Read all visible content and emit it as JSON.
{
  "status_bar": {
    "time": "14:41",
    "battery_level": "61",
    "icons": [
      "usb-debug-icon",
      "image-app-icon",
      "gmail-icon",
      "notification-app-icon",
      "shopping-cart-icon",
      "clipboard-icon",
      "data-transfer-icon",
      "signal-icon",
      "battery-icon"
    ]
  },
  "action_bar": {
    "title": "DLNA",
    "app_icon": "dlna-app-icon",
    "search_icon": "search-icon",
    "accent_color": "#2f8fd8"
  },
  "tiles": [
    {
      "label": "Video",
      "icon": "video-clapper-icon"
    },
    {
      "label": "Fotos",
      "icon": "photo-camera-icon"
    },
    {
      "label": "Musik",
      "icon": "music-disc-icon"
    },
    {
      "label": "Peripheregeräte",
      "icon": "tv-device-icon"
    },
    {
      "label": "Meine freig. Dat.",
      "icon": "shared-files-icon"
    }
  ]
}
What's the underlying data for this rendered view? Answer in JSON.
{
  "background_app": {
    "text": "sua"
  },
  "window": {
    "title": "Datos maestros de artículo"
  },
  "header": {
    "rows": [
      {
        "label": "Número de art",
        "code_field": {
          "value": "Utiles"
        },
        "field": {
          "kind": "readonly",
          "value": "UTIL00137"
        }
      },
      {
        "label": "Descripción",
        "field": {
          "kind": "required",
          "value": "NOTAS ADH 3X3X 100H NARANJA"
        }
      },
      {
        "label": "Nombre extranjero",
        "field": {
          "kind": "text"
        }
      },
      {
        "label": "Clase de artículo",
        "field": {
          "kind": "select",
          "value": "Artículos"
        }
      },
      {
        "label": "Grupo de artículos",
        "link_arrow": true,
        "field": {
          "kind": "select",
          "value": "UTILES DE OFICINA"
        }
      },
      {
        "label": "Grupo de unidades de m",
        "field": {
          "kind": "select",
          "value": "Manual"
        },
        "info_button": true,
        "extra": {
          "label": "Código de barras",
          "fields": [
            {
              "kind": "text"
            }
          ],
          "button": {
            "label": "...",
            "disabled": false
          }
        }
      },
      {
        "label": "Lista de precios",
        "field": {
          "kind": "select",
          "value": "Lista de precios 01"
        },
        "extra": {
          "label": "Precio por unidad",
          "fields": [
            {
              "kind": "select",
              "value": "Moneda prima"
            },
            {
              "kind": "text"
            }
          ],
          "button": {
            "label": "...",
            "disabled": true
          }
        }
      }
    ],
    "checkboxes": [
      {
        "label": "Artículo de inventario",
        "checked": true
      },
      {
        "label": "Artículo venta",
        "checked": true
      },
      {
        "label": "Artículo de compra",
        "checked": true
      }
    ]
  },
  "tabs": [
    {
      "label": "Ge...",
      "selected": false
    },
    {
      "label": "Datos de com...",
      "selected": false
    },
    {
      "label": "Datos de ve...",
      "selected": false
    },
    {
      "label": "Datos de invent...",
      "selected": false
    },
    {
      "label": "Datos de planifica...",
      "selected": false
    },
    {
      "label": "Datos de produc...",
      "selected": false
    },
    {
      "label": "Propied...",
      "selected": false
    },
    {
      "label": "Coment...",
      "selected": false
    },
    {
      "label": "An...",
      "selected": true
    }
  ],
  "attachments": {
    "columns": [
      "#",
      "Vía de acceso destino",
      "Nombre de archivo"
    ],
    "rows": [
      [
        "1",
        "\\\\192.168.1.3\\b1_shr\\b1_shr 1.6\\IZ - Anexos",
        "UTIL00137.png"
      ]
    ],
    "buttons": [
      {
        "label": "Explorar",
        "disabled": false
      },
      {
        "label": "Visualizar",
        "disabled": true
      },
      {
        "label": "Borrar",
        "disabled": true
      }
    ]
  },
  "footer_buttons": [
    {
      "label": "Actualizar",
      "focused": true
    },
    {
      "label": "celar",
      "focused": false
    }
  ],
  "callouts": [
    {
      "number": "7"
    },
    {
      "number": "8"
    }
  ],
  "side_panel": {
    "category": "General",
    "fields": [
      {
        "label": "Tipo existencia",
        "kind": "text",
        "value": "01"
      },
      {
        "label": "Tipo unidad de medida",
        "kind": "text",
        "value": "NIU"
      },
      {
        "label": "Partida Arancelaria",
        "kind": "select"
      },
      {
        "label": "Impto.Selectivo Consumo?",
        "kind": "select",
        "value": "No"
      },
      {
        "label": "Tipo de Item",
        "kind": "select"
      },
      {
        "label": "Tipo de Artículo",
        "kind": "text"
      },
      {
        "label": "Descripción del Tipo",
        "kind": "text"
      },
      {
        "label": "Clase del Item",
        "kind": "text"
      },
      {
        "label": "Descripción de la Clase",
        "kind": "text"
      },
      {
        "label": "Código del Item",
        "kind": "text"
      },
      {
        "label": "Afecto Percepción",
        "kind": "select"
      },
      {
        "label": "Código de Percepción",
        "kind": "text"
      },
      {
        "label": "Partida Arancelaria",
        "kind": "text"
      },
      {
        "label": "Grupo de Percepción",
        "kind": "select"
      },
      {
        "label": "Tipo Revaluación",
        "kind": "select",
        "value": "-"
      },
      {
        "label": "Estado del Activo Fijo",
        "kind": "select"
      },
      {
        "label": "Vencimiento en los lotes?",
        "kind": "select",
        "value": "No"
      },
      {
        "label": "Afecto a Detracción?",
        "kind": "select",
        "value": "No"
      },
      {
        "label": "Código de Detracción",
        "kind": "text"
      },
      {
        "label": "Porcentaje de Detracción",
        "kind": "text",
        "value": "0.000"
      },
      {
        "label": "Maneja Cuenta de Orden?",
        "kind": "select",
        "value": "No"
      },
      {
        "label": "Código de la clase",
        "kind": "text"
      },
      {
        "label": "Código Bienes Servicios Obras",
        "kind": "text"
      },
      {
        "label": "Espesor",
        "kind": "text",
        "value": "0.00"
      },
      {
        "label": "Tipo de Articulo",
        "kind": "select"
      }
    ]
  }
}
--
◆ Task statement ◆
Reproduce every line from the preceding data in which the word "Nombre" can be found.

◆ Answer to this problem ◆
        "label": "Nombre extranjero",
      "Nombre de archivo"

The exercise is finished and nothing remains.